[Web page and app entries]
----------
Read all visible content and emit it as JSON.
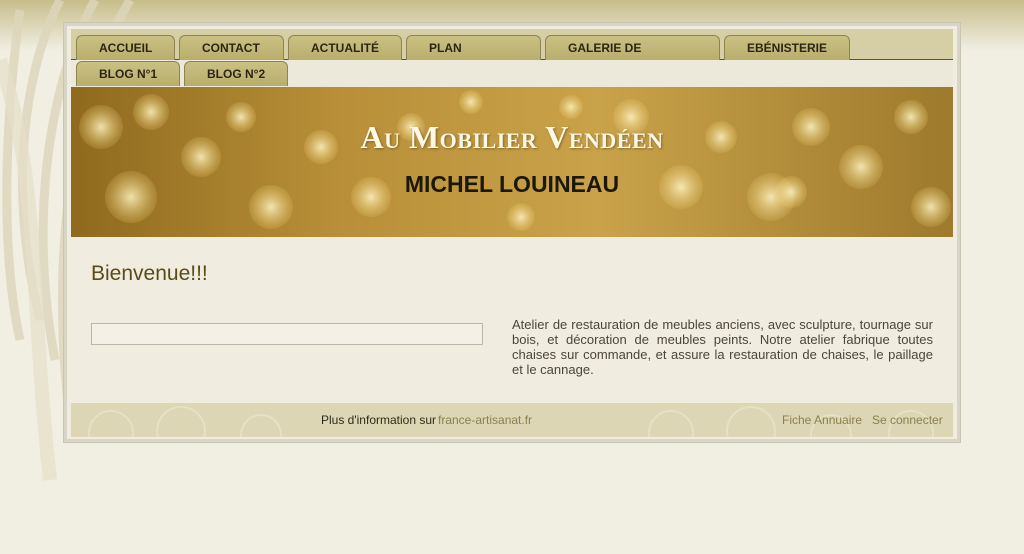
{
  "nav": {
    "row1": [
      {
        "label": "ACCUEIL"
      },
      {
        "label": "CONTACT"
      },
      {
        "label": "ACTUALITÉ"
      },
      {
        "label": "PLAN"
      },
      {
        "label": "GALERIE DE"
      },
      {
        "label": "EBÉNISTERIE"
      }
    ],
    "row2": [
      {
        "label": "BLOG N°1"
      },
      {
        "label": "BLOG N°2"
      }
    ]
  },
  "banner": {
    "title": "Au Mobilier Vendéen",
    "subtitle": "MICHEL LOUINEAU"
  },
  "content": {
    "heading": "Bienvenue!!!",
    "description": "Atelier de restauration de meubles anciens, avec sculpture, tournage sur bois, et décoration de meubles peints. Notre atelier fabrique toutes chaises sur commande, et assure la restauration de chaises, le paillage et le cannage."
  },
  "footer": {
    "more_info": "Plus d'information sur",
    "site_link": "france-artisanat.fr",
    "fiche": "Fiche Annuaire",
    "login": "Se connecter"
  },
  "colors": {
    "background": "#f1eee2",
    "tab": "#c3b979",
    "heading": "#5a4c16",
    "link": "#8a7f4e"
  }
}
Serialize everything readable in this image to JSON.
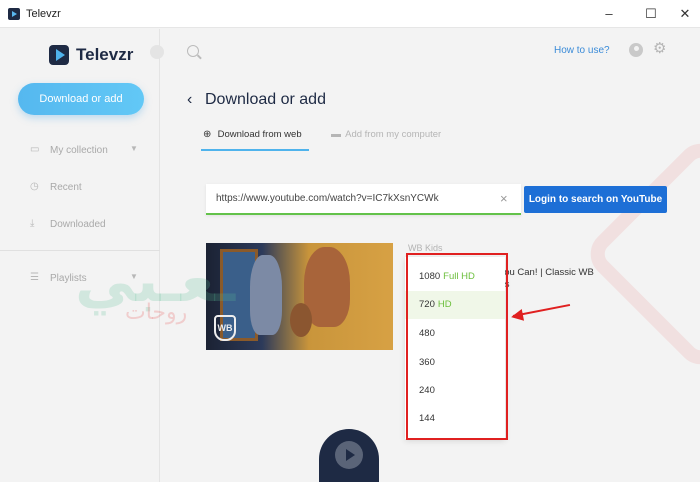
{
  "window": {
    "title": "Televzr",
    "minimize": "–",
    "maximize": "☐",
    "close": "✕"
  },
  "sidebar": {
    "logo_text": "Televzr",
    "primary_button": "Download or add",
    "items": [
      {
        "label": "My collection",
        "icon": "folder-icon",
        "glyph": "▭",
        "chevron": "▼"
      },
      {
        "label": "Recent",
        "icon": "clock-icon",
        "glyph": "◷"
      },
      {
        "label": "Downloaded",
        "icon": "download-icon",
        "glyph": "⤓"
      },
      {
        "label": "Playlists",
        "icon": "list-icon",
        "glyph": "☰",
        "chevron": "▼"
      }
    ]
  },
  "header": {
    "how_to_use": "How to use?"
  },
  "main": {
    "title": "Download or add",
    "back": "‹",
    "tabs": [
      {
        "label": "Download from web",
        "icon": "globe-icon",
        "glyph": "⊕",
        "active": true
      },
      {
        "label": "Add from my computer",
        "icon": "folder-icon",
        "glyph": "▬",
        "active": false
      }
    ],
    "url_value": "https://www.youtube.com/watch?v=IC7kXsnYCWk",
    "url_clear": "×",
    "login_button": "Login to search on YouTube",
    "video": {
      "channel": "WB Kids",
      "title": "If You Can! | Classic WB Kids"
    },
    "quality_options": [
      {
        "label": "1080",
        "tag": "Full HD"
      },
      {
        "label": "720",
        "tag": "HD"
      },
      {
        "label": "480",
        "tag": ""
      },
      {
        "label": "360",
        "tag": ""
      },
      {
        "label": "240",
        "tag": ""
      },
      {
        "label": "144",
        "tag": ""
      }
    ]
  },
  "colors": {
    "accent": "#4fb3ec",
    "login_button": "#1d6fd6",
    "annotation": "#e02020",
    "hd_tag": "#6cbf3c"
  }
}
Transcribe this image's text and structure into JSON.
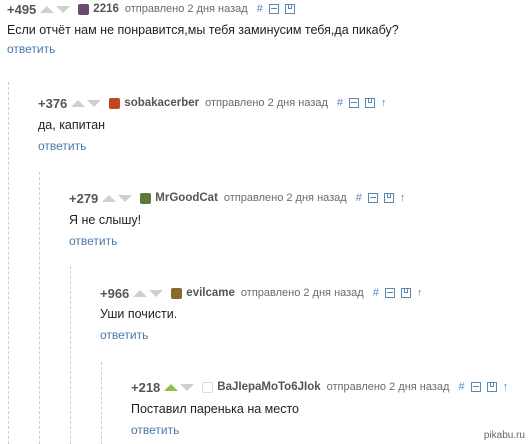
{
  "comments": [
    {
      "rating": "+495",
      "author": "2216",
      "meta": "отправлено 2 дня назад",
      "text": "Если отчёт нам не понравится,мы тебя заминусим тебя,да пикабу?",
      "reply": "ответить",
      "avatar_color": "#6a4c6e",
      "voted_up": false
    },
    {
      "rating": "+376",
      "author": "sobakacerber",
      "meta": "отправлено 2 дня назад",
      "text": "да, капитан",
      "reply": "ответить",
      "avatar_color": "#c2461d",
      "voted_up": false
    },
    {
      "rating": "+279",
      "author": "MrGoodCat",
      "meta": "отправлено 2 дня назад",
      "text": "Я не слышу!",
      "reply": "ответить",
      "avatar_color": "#5a7a3a",
      "voted_up": false
    },
    {
      "rating": "+966",
      "author": "evilcame",
      "meta": "отправлено 2 дня назад",
      "text": "Уши почисти.",
      "reply": "ответить",
      "avatar_color": "#8a6a2a",
      "voted_up": false
    },
    {
      "rating": "+218",
      "author": "BaJIepaMoTo6JIok",
      "meta": "отправлено 2 дня назад",
      "text": "Поставил паренька на место",
      "reply": "ответить",
      "avatar_color": "#ffffff",
      "voted_up": true
    }
  ],
  "tool_icons": [
    "hash-icon",
    "collapse-icon",
    "save-icon",
    "parent-arrow-icon"
  ],
  "colors": {
    "link": "#4a77a8",
    "vote_inactive": "#cfcfcf",
    "vote_active": "#8bc34a",
    "tool": "#5b89b6"
  },
  "watermark": "pikabu.ru"
}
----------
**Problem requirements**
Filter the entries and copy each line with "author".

**Task response**
      "author": "2216",
      "author": "sobakacerber",
      "author": "MrGoodCat",
      "author": "evilcame",
      "author": "BaJIepaMoTo6JIok",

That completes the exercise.